“People need to collect high-quality image data that's non-destructive and quantitative so that they can assess the morphology of cells and tissues that they're creating. So, we have created devices that will do that, but what we found is that there are a lot of customers who may not have the capital to buy the equipment,” said Bylund.  

“In order to acquire those data, you need the devices and the software and the expertise. And so what we're doing at SmartLabs is we've set up a facility where we have all of the equipment, and we have the expertise, and people can basically hire us to collect the data that they need.” 

For example, one client hired Nikon Instruments to determine whether the compound it was working on was neuroprotective or neurorestorative – something that couldn’t be determined through a typical end-point assay. Nikon was able to use its imaging equipment to determine whether the cells stayed healthy throughout the treatment, or if the compound made sick cells well again.  

“What we can do here is we have the equipment to do the imaging but we also have the expertise to do the handling of the cells.  So if you want to just send us your compound library, you can send us your compounds with protocol on how to add them and then we can create the cells and do all the culture, then the imaging and then the data collection,” said Bylund.  

Nikon joined SmartLabs at 21 Erie Street in Cambridge in 2018. “What we liked about SmartLabs is the location in Cambridge. Kendall Square is pretty important for us to connect with the people that are doing this kind of work,” he said.  

“We can lease the space. It's ready to go and we don't have to waste time figuring out regulations for how to set up a lab, outfitting it with some of the major equipment that needs to come in, going through and procuring services from waste disposal to monitoring of the freezers. All of those things have already been taken care of, so that's nice,” added Bylund.  

Nikon isn’t the only major corporation to come through the SmartLabs space. The company caters to members with anywhere from 10 to 100 employees and can serve as a solution for large corporations that need a dedicated, private space for a particular project or even those that need a swing space as they build out a larger facility.  

SmartLabs’ modular construction, secure IT offerings, and fully run facilities make it an ideal location for companies of all sizes.  

Lisa LaMotta

About the Author

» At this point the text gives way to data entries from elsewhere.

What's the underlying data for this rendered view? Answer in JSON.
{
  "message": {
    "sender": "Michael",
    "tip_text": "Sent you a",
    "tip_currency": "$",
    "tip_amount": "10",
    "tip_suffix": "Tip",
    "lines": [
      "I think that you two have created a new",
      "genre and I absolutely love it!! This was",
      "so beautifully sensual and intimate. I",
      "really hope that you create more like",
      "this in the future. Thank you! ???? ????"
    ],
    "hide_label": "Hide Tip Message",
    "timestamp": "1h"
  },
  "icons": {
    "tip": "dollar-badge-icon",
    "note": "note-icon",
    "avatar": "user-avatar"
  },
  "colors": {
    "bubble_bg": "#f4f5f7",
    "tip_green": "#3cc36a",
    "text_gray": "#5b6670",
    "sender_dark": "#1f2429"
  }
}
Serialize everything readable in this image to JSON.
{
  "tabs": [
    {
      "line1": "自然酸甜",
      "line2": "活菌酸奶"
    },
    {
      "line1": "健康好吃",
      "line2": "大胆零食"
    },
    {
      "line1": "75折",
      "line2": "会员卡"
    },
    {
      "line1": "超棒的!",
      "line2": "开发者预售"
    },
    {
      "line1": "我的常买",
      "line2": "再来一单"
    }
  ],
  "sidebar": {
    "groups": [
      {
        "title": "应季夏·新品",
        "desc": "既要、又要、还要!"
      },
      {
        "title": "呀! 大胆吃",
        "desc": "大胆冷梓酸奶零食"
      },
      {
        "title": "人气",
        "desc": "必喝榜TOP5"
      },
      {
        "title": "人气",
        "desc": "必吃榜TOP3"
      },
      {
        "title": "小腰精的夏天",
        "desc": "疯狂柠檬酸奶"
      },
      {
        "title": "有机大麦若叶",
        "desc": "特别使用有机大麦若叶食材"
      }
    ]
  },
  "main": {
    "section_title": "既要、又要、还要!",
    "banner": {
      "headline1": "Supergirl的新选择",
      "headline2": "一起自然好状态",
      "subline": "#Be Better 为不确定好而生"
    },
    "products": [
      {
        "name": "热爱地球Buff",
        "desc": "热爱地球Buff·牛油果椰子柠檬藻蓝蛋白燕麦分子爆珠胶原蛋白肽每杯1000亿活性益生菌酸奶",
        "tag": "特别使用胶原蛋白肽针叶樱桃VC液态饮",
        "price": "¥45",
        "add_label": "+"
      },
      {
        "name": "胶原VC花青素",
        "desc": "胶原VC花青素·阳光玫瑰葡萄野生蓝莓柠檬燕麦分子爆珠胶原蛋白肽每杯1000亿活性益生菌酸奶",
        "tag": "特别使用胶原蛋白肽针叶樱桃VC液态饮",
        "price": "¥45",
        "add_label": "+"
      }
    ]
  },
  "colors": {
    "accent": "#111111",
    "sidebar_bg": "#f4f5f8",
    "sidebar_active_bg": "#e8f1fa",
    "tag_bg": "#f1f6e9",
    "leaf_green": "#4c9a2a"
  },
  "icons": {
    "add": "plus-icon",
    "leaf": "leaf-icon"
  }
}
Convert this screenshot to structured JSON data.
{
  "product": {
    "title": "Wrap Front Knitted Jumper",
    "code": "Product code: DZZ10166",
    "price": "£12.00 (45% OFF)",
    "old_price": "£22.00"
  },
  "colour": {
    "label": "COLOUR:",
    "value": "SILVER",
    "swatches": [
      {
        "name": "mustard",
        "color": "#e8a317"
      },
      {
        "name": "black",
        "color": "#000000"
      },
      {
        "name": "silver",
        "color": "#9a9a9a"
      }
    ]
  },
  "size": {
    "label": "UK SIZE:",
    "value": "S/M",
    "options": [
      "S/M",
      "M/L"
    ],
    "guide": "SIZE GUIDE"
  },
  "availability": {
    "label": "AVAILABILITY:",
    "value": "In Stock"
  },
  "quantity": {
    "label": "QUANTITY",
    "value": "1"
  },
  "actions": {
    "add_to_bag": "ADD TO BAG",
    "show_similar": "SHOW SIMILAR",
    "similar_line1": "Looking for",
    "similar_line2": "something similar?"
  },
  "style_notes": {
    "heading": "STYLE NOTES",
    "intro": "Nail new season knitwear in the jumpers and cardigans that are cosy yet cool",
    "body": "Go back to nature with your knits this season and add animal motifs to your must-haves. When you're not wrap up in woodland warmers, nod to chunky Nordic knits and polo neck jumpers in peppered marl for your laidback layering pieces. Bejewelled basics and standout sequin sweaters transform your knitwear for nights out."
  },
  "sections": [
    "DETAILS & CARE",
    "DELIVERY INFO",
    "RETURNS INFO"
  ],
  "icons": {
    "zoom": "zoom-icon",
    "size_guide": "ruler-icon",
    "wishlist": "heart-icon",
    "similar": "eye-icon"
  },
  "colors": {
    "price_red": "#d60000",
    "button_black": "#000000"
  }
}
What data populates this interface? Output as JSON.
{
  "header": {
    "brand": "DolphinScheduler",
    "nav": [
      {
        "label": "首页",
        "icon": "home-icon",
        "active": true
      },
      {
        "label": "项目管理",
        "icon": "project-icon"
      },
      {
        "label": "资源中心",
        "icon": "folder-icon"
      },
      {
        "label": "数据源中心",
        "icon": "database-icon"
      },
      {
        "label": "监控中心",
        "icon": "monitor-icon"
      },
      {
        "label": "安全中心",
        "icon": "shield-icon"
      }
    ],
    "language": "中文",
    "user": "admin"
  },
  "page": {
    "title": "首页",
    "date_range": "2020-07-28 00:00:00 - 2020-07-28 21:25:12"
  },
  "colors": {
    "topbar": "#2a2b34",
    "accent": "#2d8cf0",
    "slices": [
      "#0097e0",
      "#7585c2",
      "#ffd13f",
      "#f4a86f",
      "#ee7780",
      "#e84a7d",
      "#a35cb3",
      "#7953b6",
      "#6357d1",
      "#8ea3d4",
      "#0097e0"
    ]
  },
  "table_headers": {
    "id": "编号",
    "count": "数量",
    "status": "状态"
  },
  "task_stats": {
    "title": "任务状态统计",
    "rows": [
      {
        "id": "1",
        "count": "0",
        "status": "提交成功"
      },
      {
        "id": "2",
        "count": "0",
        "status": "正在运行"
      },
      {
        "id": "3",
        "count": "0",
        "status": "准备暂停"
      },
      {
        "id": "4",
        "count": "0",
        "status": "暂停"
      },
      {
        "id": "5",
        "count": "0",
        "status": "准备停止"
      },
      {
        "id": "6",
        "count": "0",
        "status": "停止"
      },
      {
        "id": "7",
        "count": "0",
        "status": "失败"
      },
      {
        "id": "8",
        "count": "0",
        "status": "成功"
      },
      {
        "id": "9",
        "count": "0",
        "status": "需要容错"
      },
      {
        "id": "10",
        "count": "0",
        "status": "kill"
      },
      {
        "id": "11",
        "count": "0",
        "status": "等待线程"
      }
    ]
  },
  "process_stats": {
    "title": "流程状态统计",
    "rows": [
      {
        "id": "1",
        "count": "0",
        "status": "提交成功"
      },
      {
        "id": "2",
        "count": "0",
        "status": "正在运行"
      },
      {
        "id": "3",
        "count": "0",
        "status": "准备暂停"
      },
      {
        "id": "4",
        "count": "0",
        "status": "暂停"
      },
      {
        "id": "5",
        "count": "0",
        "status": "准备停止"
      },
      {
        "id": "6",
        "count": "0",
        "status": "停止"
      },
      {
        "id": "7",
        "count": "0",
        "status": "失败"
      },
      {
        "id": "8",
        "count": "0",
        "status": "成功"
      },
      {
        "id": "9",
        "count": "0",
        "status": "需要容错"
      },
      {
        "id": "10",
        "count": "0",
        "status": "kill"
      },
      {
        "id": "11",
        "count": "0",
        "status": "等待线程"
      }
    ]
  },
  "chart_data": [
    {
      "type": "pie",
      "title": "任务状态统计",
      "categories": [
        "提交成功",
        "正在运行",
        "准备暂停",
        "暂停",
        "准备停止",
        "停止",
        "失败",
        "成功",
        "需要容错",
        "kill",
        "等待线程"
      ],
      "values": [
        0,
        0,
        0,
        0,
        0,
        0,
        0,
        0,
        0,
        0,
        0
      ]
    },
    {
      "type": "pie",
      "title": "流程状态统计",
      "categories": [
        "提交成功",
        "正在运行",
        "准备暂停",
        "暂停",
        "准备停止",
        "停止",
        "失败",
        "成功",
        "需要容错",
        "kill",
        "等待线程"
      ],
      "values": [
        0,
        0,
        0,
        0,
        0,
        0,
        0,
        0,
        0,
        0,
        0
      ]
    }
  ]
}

Lisa LaMotta is the Associate Director of Marketing and Communications at SmartLabs, a Cambridge, MA-based service provider of flexible lab and coworking space for biotech and pharma. Prior to joining SmartLabs, Lisa spent nearly 15 years as a reporter and editor covering the business of biopharma at places like Forbes, Scrip, The Pink Sheet, and BioPharma Dive. She is a proud alumna of Syracuse University’s S.I. Newhouse School of Public Communication, with a background in journalism and biology.